On Wednesday night, a young man by the name of Joshua Jones passed away after a battle with brain cancer.
He was first introduced to the media after the Los Angeles Dodgers’ center fielder Matt Kemp gave him a signed ball, the jersey Kemp was wearing and a pair of shoes right off of Kemp’s feet. From that point on, the two became friends and when Jones died, Kemp took it hard.
At this moment, Golden State Warriors point guard Stephen Curry is in Tanzania, hanging bed nets in huts as part of the anti-malaria program Nothing But Nets. He was away from his wife for their second anniversary and one-year-old daughter to go to Africa and help out people living in unimaginable conditions.
No one forced either of these men to do what they did, but they did it anyway.
Many times athletes are highlighted in the media for getting into legal trouble, leaving a party with a car full of women or trashing hotel rooms. Too often the positive actions are ignored or brushed over.
For the athletes, it is okay because they’re not doing it for public attention. However, as a sports fan, it is nice to see good behavior highlighted instead of the bad always being plastered across various media outlets,
This summer, when they could be practicing their game and preparing for their own season, players like Chris Paul, Kevin Durant, Nick Young, Rajon Rondo and even younger players like Ray McCallum, Trey Burke and Andre Drummond will be hosting summer basketball camps for kids. These camps help kids to learn the fundamentals of basketball while having fun with the NBA players they idolize.
The only time people ever hear about these players doing this is when children are solicited to register for the camps. No one really pays attention to players who maintain clean records and invest more in philanthropy than partying. Why is that?
This is definitely something that needs to be changed. When younger viewers watch television and all they see are the athletes who get in trouble, what message does that send to them?
Recently, Johnny Manziel and Aaron Rodriguez have been in the news for doing things that are not considered positive. However, very few know about programs like Nothing But Nets or even NBA Cares. Players who have founded and/or participate in programs dedicated to helping others should be highlighted.
By doing this, it will show kids who look up to these men that you can be an athlete and still be positive. Spending more time helping others who may not have as much as you is more rewarding than buying the latest basketball sneakers or having Dr. Dre’s newest pair of headphones.

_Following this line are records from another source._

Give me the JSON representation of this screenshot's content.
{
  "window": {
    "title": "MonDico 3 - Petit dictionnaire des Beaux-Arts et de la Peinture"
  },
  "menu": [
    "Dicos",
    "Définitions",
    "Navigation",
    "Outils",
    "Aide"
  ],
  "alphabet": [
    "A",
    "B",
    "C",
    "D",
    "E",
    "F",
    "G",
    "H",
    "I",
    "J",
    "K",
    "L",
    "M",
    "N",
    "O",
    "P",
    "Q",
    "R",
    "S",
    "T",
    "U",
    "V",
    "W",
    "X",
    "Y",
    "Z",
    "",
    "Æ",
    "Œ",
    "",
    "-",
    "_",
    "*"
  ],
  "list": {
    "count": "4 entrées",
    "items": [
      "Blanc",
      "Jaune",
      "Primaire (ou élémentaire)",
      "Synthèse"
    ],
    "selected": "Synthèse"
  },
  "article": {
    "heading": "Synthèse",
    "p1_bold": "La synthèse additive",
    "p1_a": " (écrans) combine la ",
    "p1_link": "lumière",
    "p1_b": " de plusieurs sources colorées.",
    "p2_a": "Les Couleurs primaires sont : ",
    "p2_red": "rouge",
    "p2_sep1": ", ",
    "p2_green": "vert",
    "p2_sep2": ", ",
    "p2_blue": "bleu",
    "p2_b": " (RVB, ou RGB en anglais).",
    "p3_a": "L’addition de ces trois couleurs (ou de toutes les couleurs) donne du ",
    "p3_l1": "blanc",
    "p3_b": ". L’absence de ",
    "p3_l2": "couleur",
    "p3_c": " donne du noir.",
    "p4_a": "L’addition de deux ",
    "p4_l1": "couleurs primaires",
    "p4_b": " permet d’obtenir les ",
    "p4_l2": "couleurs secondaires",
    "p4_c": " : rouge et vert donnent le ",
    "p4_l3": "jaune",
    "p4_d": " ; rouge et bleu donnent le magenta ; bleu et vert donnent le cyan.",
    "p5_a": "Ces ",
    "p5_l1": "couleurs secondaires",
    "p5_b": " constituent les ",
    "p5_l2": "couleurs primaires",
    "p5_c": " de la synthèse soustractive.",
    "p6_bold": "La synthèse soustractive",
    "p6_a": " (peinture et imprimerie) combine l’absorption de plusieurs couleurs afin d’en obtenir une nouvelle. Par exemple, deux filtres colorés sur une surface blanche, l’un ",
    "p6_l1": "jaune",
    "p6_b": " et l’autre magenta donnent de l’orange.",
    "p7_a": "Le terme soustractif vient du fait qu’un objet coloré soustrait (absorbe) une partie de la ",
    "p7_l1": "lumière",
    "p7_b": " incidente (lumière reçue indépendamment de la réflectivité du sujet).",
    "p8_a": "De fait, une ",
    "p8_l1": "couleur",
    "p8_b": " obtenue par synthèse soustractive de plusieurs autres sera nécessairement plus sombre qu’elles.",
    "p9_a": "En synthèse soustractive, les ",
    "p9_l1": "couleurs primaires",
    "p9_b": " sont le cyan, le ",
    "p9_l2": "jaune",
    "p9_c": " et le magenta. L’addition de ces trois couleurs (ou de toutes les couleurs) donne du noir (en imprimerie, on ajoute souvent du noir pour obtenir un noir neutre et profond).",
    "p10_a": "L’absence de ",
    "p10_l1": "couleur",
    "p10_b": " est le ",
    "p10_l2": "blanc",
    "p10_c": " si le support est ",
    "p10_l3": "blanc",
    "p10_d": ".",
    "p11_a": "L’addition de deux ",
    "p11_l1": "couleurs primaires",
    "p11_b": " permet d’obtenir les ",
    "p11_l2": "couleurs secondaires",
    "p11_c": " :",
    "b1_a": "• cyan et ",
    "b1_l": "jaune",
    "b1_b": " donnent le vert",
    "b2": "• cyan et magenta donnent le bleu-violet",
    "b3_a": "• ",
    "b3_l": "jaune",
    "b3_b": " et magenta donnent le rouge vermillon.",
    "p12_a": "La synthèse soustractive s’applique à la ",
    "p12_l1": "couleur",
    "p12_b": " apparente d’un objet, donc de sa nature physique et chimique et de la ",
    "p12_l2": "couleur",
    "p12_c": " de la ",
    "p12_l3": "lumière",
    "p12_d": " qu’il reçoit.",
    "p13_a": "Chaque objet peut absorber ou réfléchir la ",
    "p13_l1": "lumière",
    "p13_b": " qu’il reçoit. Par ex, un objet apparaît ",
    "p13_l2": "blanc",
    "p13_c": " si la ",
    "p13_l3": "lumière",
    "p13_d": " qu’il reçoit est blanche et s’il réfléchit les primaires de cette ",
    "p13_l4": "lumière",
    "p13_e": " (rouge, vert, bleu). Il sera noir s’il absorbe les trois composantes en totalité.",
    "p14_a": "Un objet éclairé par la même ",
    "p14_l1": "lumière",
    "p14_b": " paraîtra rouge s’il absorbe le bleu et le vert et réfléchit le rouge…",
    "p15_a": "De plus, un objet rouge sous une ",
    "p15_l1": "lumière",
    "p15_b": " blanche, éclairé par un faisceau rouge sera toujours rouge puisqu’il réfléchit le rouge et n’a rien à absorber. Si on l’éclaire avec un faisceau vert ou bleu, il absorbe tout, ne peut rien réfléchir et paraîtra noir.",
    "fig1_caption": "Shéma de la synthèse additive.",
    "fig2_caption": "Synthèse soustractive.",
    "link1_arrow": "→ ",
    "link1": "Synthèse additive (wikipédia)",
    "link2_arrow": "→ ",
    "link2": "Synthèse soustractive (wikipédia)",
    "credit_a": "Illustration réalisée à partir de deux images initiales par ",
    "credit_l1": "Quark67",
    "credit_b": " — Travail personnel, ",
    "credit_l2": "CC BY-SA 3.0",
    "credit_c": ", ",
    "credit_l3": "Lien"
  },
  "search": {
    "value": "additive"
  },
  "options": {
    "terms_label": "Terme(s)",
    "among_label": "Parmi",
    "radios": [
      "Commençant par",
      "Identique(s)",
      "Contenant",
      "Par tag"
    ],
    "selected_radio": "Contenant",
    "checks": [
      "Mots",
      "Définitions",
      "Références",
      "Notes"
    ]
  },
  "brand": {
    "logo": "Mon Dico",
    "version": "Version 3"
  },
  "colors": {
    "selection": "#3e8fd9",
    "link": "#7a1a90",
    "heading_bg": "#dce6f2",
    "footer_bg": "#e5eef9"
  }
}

Though it may not mean much, I applaud each of the above mentioned men and any other athletes out there using their celebrity status to help improve the lives of others by donating their money and/or time. Hopefully, one day, these will be the actions that we, as a society, focus on and celebrate more.
- Joshua Jones, ailing fan who Matt Kemp befriended, has died (cbssports.com)
- 15th Annual DesignCare: an evening filled with Fashion, Music, Philanthropy and Gifts (prweb.com)
- Metta World Peace Just Auctioned His NBA Championship Ring To Donate More Than $100,000 to New York Charities (businessinsider.com)